Lester started 40 games at Alabama, finishing with 139 tackles, 14 interceptions and 10 pass breakups. But the number most scouts focused on was Lester’s 4.66-second clocking in the 40 at the scouting combine. Lester’s time was not far behind those of the first two safeties drafted – Texas’ Kenny Vaccaro (4.63 seconds) and Florida’s Matt Elam (4.54) – and was faster than the 4.67 run by Florida International’s Jonathan Cyprien, the third safety taken.
Watson said what Lester lacks in straightaway speed he makes up for with his football IQ and ability to anticipate where a quarterback is throwing the ball.
“I think sometimes they look at the clock too much. You’re talking about a guy who started in Saban’s secondary for (three) years,” Watson said. “I think his football speed is comparable to anyone he’s going to go against.”
Lester was inconsistent at times during his senior season. He had multiple coverage breakdowns in a 29-24 loss to Texas A&M, including one on a touchdown pass by Heisman Trophy winner Johnny Manziel.
A pre-draft scouting analysis on NFL.com claimed Lester was “not a quick-twitch athlete” and played “high and stiff in his backpedal.” While stating Lester “won’t catch faster receivers in trail coverage over the middle,” the NFL.com analysis concluded by projecting Lester as a middle-round draft pick.
But Dye, Lester’s agent, said a deep safety class – the 21 safeties drafted were five more than in 2012 – also might have hurt Lester.
Dye said the Panthers were the only team to request a formal interview with Lester at the combine. According to Dye, Carolina’s scouts and coaches were impressed with his knowledge of the game.
“They told me that in that interview he absolutely blew them away in terms of understanding the game, understanding schemes and knowing what everyone’s doing,” Dye said. “They said that was so important in their defense, that the safety be knowledgeable.”
Lester sensed a genuine interest from the Panthers throughout the draft process.
“It was a team that always stayed in the back of my head,” Lester said.
Lester also knew the Panthers had a need at safety. He’s competing with Nakamura, free agent acquisition Mike Mitchell and D.J. Campbell, a starter at the end of last season, for the strong safety spot.

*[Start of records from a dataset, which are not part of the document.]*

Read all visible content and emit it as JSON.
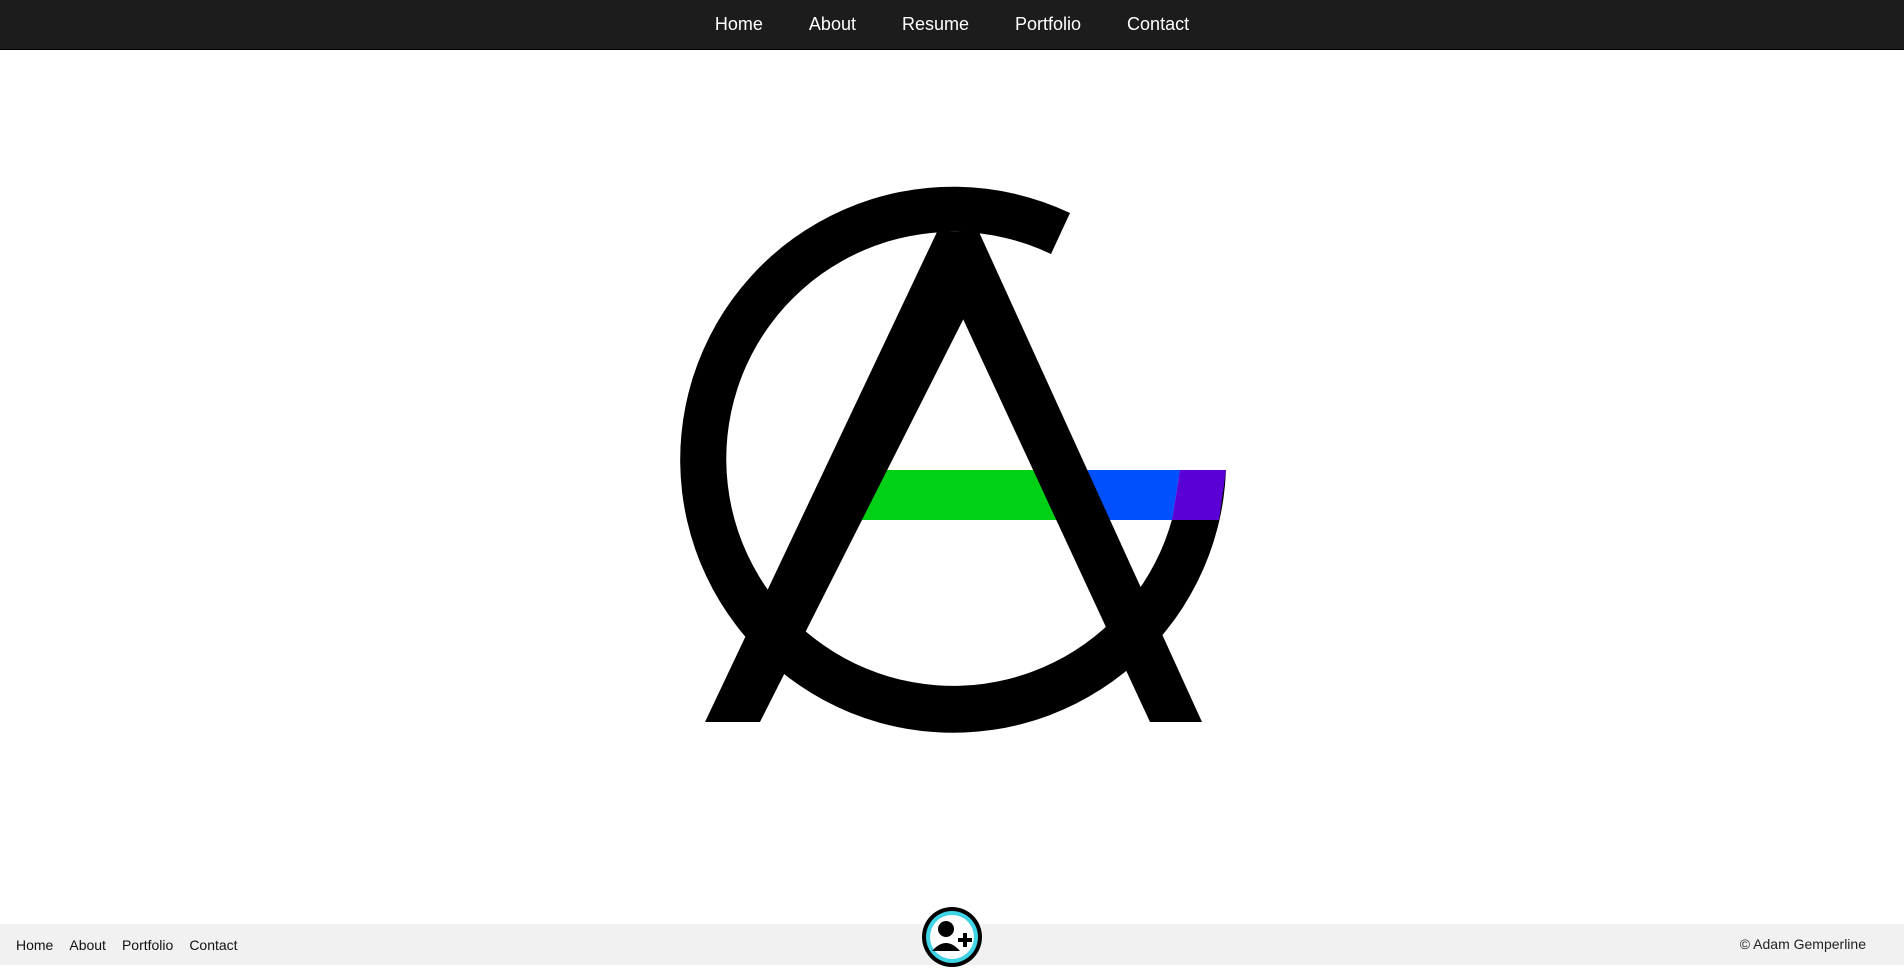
{
  "nav": {
    "items": [
      {
        "label": "Home"
      },
      {
        "label": "About"
      },
      {
        "label": "Resume"
      },
      {
        "label": "Portfolio"
      },
      {
        "label": "Contact"
      }
    ]
  },
  "logo": {
    "icon": "ag-monogram-logo",
    "colors": {
      "letters": "#000000",
      "stripe_green": "#00d116",
      "stripe_blue": "#0050ff",
      "stripe_purple": "#5a00d6"
    }
  },
  "footer": {
    "links": [
      {
        "label": "Home"
      },
      {
        "label": "About"
      },
      {
        "label": "Portfolio"
      },
      {
        "label": "Contact"
      }
    ],
    "copyright": "© Adam Gemperline",
    "contact_icon": "add-contact-icon",
    "badge_color": "#3fd3e6"
  }
}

“The main thing I’m doing is getting out there and trying to compete and make sure I get down what I need to know. Being able to work with anybody I’m out there with,” Lester said. “I think it’s great work for us to build team chemistry. I’ve never played with any of these guys. And being out there with different guys, it gives you a chance to get a feel for how they play.”
Panthers coach Ron Rivera said Lester’s experience with the country’s preeminent college program should help him.
“It means that he’s been in big situations before,” Rivera said. “You know that his transition should not be as hard. It should be a relatively easy transition for him.”
Dye, the son of former Auburn and East Carolina coach Pat Dye, represents three other Alabama players from this year’s draft class – Lacy, linebacker Nico Johnson and Milliner, who hired Dye after firing agent Tony Fleming following the draft.
“The great thing about those Alabama kids is there’s nothing too big for them. They’re used to playing in stadiums bigger than the NFL,” Dye said. “Is there anybody better prepared for the NFL than guys who played for Nick Saban – physically, mentally, emotionally and just football intellect?”
Nothing could have prepared Lester for those three days he spent at home in April, watching nine teammates get drafted and 21 safeties get picked and never seeing his name on the ESPN or NFL Network scroll.
He’ll get a chance next month to begin making a name for himself.
“I’m here now,” Lester said following the Panthers’ final minicamp practice on June 13. “I have a chance to go out and prove that I can play, and that’s what I’m (doing).”